> **Your objective**:
Scan the records that follow, and whenever a line has the word "master", copy it.
··········
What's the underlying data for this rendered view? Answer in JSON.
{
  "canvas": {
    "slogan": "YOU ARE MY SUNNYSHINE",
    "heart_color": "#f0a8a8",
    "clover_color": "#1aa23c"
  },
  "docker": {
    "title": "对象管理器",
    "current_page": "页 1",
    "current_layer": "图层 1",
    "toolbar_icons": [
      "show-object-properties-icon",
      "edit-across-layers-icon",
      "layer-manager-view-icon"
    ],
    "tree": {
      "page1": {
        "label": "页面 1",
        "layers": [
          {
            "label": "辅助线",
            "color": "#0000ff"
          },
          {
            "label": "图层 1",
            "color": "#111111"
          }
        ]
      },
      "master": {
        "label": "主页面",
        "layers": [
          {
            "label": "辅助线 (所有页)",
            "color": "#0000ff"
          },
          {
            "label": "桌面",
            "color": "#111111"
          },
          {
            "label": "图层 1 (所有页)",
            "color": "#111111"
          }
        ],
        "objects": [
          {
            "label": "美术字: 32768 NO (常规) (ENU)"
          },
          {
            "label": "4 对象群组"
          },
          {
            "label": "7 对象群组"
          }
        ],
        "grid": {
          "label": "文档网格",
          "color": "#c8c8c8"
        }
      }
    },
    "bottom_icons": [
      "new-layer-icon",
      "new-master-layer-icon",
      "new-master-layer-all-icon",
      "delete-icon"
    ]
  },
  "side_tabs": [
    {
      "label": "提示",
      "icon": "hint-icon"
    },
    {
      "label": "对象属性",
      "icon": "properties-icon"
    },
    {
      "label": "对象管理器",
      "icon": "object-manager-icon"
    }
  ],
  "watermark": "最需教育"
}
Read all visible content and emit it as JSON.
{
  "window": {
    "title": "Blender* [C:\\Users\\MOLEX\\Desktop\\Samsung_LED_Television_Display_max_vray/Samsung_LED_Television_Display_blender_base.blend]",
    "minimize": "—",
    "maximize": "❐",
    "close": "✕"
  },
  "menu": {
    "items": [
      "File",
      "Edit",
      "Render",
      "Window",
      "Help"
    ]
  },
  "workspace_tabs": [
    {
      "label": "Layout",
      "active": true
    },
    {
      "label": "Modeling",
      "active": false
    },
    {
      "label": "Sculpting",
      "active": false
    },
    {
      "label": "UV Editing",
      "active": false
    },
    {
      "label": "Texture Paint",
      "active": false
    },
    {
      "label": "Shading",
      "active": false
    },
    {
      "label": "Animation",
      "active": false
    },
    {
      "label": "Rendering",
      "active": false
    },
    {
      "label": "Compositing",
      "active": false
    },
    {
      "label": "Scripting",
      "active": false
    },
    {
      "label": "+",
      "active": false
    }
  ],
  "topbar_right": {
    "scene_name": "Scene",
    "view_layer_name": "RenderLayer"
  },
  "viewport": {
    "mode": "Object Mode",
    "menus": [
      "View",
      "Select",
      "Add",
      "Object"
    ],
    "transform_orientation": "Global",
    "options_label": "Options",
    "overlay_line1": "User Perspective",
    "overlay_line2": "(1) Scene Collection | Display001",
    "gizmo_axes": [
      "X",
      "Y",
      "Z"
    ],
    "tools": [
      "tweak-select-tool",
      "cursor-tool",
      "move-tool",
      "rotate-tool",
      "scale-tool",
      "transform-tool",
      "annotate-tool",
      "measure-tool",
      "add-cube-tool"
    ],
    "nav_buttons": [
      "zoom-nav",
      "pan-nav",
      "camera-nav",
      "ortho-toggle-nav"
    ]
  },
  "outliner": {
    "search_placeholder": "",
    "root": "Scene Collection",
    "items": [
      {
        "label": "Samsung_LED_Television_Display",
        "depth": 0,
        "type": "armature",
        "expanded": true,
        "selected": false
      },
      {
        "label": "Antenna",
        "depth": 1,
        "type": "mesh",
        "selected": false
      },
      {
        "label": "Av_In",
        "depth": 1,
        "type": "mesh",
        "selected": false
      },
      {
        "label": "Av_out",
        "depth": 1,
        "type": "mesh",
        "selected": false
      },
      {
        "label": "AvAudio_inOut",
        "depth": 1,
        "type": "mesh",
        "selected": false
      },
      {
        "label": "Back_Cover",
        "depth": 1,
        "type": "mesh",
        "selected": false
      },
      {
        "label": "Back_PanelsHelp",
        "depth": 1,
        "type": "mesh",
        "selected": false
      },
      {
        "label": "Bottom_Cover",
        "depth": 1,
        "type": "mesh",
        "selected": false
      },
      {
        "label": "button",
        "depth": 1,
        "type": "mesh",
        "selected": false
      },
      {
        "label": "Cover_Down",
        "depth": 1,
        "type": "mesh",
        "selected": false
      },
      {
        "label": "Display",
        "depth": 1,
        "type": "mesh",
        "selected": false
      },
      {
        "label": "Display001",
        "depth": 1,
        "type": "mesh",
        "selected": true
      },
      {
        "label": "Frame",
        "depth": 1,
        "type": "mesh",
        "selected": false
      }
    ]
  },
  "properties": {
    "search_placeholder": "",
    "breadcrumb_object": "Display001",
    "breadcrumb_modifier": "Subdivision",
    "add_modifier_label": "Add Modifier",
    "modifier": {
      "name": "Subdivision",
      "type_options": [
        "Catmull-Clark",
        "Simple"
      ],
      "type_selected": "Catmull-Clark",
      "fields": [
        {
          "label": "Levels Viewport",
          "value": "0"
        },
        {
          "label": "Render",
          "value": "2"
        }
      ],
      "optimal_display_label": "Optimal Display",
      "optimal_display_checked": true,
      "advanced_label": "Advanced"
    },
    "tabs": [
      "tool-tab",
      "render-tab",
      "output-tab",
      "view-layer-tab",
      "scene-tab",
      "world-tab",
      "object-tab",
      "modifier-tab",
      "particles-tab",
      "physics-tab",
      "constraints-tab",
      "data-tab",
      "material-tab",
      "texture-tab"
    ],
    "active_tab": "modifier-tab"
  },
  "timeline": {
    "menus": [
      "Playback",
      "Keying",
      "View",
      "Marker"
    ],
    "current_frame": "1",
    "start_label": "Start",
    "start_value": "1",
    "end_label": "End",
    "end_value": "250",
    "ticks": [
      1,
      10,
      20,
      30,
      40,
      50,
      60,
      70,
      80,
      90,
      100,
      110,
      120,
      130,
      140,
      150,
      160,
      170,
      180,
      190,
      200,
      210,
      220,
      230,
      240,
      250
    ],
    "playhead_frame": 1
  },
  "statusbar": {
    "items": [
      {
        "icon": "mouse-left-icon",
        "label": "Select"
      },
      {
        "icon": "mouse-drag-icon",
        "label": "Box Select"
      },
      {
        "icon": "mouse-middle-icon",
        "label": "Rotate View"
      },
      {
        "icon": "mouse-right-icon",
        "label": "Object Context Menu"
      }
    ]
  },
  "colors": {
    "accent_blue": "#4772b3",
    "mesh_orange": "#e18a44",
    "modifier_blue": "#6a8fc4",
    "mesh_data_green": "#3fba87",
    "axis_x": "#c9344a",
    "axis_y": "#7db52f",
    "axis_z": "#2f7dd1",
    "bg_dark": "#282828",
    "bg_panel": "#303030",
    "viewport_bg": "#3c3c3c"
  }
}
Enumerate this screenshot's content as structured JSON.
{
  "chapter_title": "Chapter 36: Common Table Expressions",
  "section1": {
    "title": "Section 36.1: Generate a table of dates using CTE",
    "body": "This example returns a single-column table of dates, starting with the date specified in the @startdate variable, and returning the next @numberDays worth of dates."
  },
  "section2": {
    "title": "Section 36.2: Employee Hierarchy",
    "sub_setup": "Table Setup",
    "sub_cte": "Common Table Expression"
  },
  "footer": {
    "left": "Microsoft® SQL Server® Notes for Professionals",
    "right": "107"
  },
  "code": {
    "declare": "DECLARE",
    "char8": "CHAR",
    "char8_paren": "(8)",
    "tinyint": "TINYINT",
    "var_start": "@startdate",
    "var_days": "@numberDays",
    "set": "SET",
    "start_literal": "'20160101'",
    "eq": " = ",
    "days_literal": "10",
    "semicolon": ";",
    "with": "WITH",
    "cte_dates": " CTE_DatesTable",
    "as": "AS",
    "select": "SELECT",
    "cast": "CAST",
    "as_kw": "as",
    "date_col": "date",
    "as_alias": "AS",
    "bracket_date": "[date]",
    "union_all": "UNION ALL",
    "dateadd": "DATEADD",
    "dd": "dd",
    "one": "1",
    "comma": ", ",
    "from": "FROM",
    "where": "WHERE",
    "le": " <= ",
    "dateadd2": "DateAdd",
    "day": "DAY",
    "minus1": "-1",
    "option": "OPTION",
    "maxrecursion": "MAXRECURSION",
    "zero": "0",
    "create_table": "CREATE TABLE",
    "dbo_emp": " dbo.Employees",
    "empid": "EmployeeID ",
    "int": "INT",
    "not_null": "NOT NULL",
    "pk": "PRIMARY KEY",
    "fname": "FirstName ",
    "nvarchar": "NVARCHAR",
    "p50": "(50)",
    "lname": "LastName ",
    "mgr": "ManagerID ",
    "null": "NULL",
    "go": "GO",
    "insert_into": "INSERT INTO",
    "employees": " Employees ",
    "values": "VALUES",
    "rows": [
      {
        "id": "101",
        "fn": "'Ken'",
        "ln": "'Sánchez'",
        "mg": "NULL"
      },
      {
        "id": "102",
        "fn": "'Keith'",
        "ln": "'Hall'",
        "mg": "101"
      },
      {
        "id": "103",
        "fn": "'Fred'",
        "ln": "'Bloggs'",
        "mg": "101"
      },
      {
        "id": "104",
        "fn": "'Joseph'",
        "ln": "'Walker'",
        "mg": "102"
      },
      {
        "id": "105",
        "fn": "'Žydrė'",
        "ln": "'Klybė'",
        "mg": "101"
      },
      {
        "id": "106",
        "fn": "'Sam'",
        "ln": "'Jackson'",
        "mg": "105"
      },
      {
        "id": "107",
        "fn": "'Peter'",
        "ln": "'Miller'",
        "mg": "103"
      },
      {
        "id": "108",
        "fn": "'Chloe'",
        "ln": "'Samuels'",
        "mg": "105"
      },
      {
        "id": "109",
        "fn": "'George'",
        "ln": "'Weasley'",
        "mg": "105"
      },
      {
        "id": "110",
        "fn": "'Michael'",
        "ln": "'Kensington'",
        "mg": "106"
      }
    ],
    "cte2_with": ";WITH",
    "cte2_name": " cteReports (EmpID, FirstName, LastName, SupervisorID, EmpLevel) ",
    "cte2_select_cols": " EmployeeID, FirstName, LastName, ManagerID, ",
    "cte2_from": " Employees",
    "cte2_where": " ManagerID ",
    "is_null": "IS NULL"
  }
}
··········
> **Written response**:
      "master": {
      "new-master-layer-icon",
      "new-master-layer-all-icon",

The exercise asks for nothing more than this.